__WORK INSTRUCTIONS__.
Write every entry out again exactly, please, and skip the pictures.
Start of Block
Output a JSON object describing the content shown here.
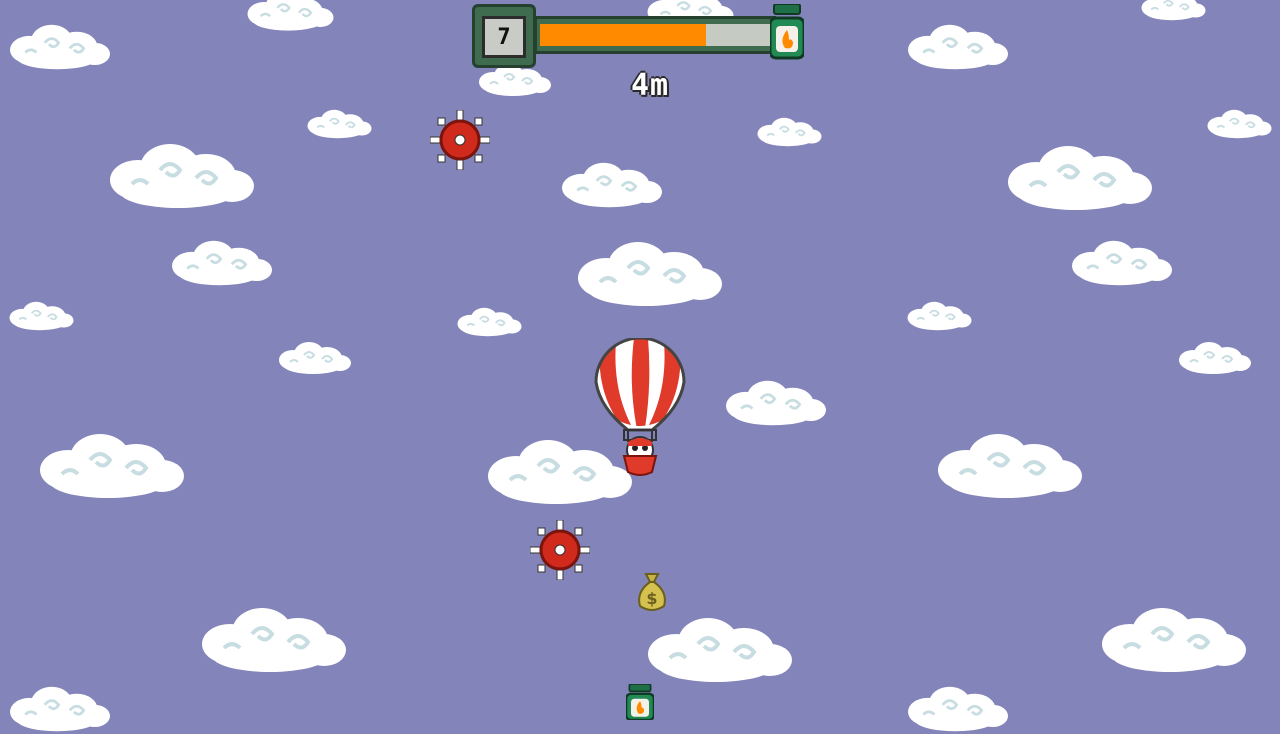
{
  "hud": {
    "level": "7",
    "fuel_fraction": 0.72,
    "fuel_fill_color": "#ff8a00",
    "fuel_icon": "fuel-canister-icon",
    "distance": "4m"
  },
  "sky_color": "#8384b9",
  "objects": {
    "player": "hot-air-balloon",
    "balloon_colors": [
      "#e03a2a",
      "#ffffff"
    ],
    "hazards": [
      "spiked-mine",
      "spiked-mine"
    ],
    "pickups": [
      "money-bag",
      "fuel-canister"
    ],
    "money_bag_symbol": "$"
  }
}
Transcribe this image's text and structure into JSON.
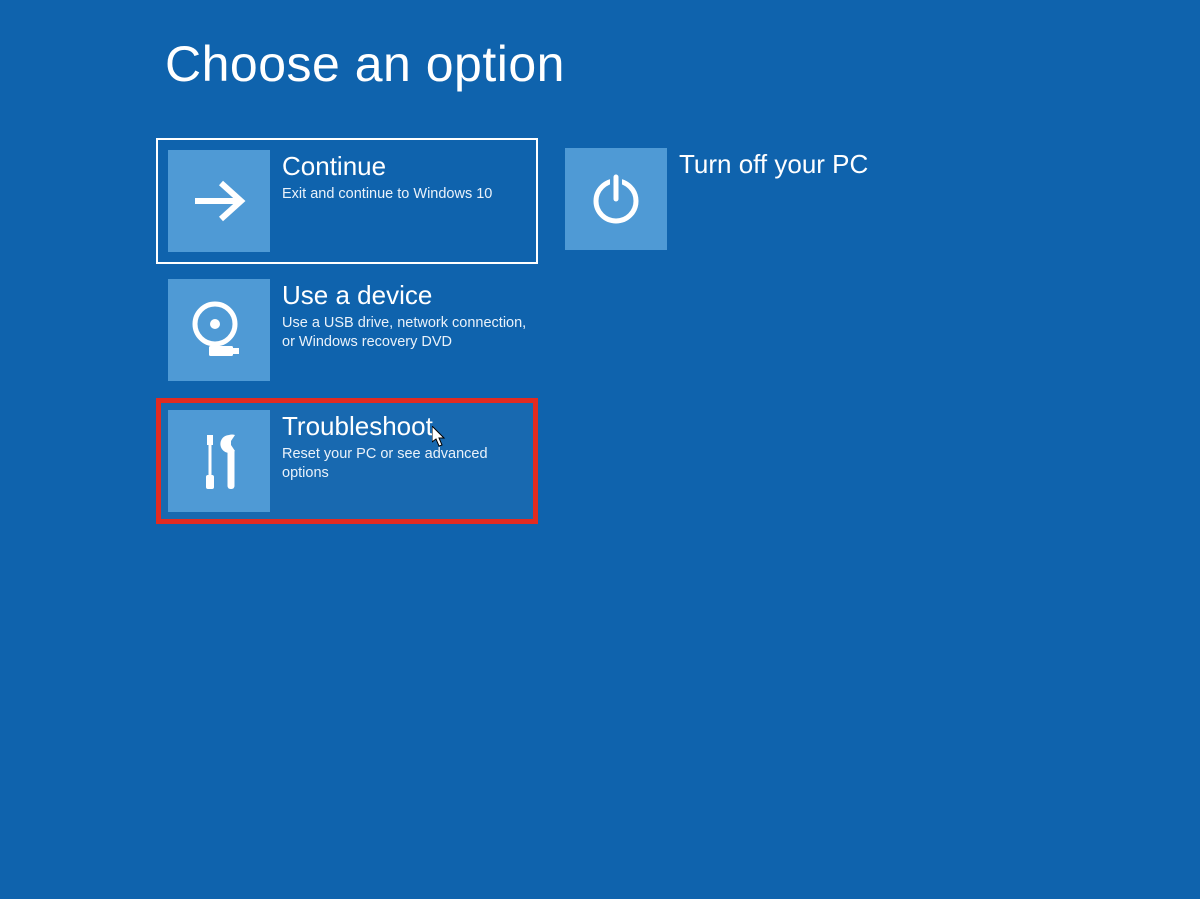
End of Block
__WORKED SOLUTION__.
Output a JSON object describing the content shown here.
{
  "hud": {
    "level": "7",
    "fuel_fraction": 0.72,
    "fuel_fill_color": "#ff8a00",
    "fuel_icon": "fuel-canister-icon",
    "distance": "4m"
  },
  "sky_color": "#8384b9",
  "objects": {
    "player": "hot-air-balloon",
    "balloon_colors": [
      "#e03a2a",
      "#ffffff"
    ],
    "hazards": [
      "spiked-mine",
      "spiked-mine"
    ],
    "pickups": [
      "money-bag",
      "fuel-canister"
    ],
    "money_bag_symbol": "$"
  }
}
Transcribe this image's text and structure into JSON.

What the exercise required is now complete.